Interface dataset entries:
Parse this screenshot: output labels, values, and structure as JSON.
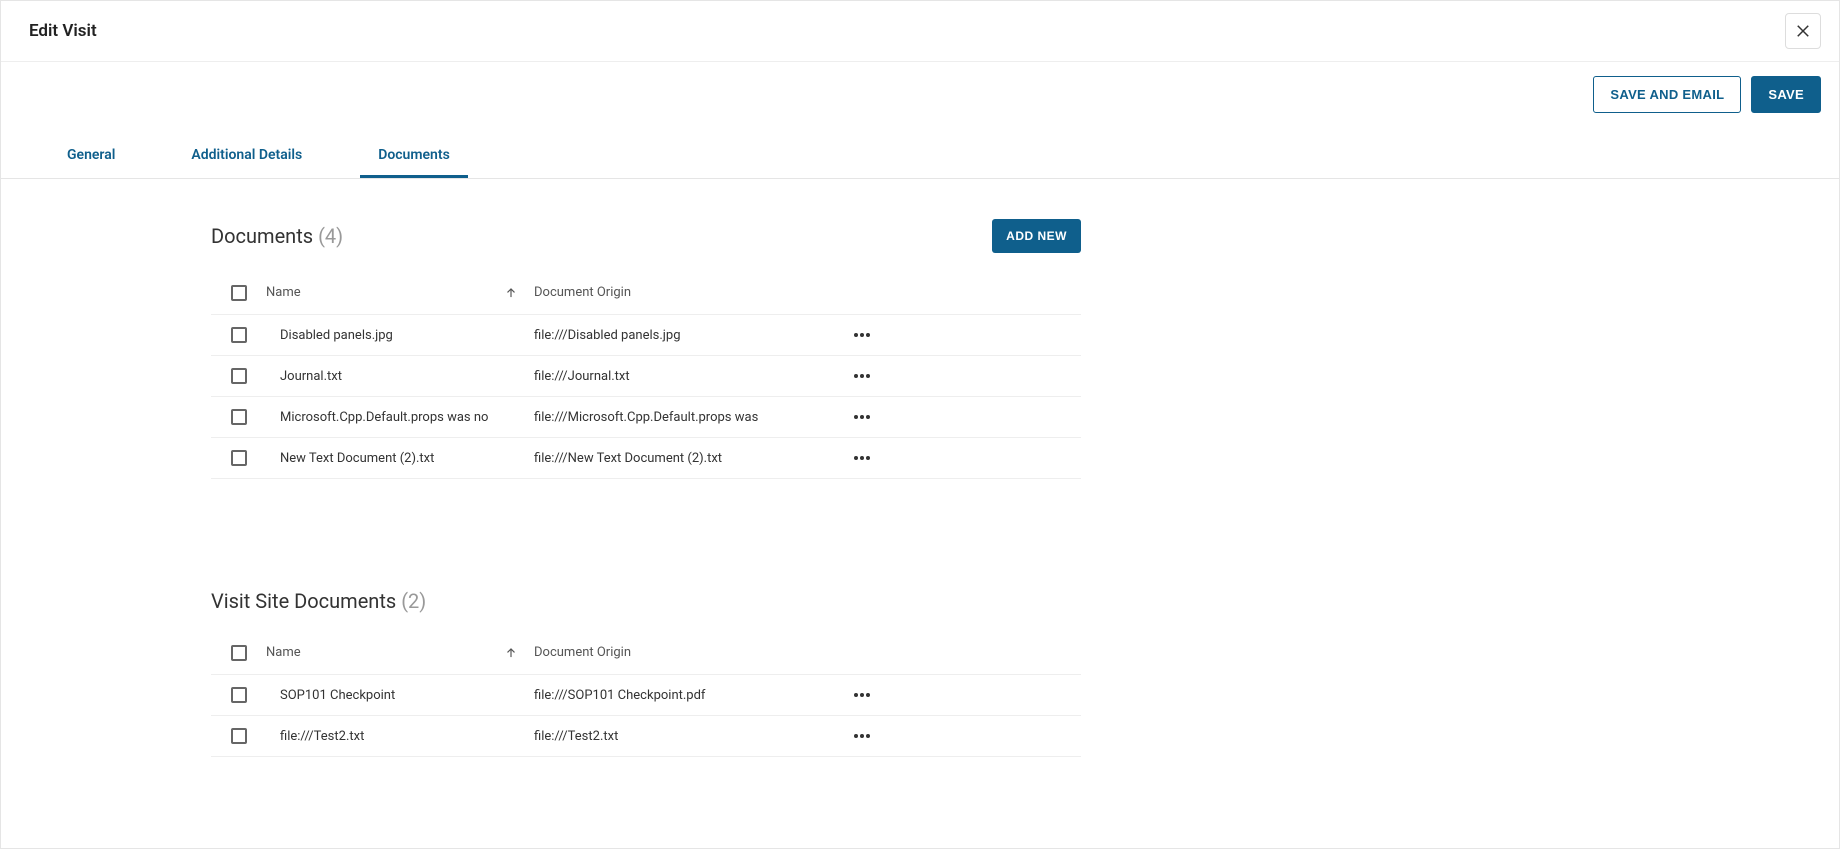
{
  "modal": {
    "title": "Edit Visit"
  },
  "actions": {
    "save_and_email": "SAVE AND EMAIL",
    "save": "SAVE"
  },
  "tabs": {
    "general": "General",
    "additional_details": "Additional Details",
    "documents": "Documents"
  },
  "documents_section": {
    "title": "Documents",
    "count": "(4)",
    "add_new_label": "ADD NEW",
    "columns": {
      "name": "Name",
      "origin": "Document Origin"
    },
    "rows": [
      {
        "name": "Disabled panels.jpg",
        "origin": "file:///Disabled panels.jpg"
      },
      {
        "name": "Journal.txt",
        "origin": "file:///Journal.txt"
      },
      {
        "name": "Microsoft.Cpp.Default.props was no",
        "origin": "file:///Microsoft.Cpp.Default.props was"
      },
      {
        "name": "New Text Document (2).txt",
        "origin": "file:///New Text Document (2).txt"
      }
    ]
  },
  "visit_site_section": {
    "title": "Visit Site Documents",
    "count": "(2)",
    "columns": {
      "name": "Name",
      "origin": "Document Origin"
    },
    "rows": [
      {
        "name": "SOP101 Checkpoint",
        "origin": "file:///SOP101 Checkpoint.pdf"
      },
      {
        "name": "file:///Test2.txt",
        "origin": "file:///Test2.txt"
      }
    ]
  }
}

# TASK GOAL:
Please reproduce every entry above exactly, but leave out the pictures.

# TASK RESPONSE:
Parse this screenshot: output labels, values, and structure as JSON.
{
  "modal": {
    "title": "Edit Visit"
  },
  "actions": {
    "save_and_email": "SAVE AND EMAIL",
    "save": "SAVE"
  },
  "tabs": {
    "general": "General",
    "additional_details": "Additional Details",
    "documents": "Documents"
  },
  "documents_section": {
    "title": "Documents",
    "count": "(4)",
    "add_new_label": "ADD NEW",
    "columns": {
      "name": "Name",
      "origin": "Document Origin"
    },
    "rows": [
      {
        "name": "Disabled panels.jpg",
        "origin": "file:///Disabled panels.jpg"
      },
      {
        "name": "Journal.txt",
        "origin": "file:///Journal.txt"
      },
      {
        "name": "Microsoft.Cpp.Default.props was no",
        "origin": "file:///Microsoft.Cpp.Default.props was"
      },
      {
        "name": "New Text Document (2).txt",
        "origin": "file:///New Text Document (2).txt"
      }
    ]
  },
  "visit_site_section": {
    "title": "Visit Site Documents",
    "count": "(2)",
    "columns": {
      "name": "Name",
      "origin": "Document Origin"
    },
    "rows": [
      {
        "name": "SOP101 Checkpoint",
        "origin": "file:///SOP101 Checkpoint.pdf"
      },
      {
        "name": "file:///Test2.txt",
        "origin": "file:///Test2.txt"
      }
    ]
  }
}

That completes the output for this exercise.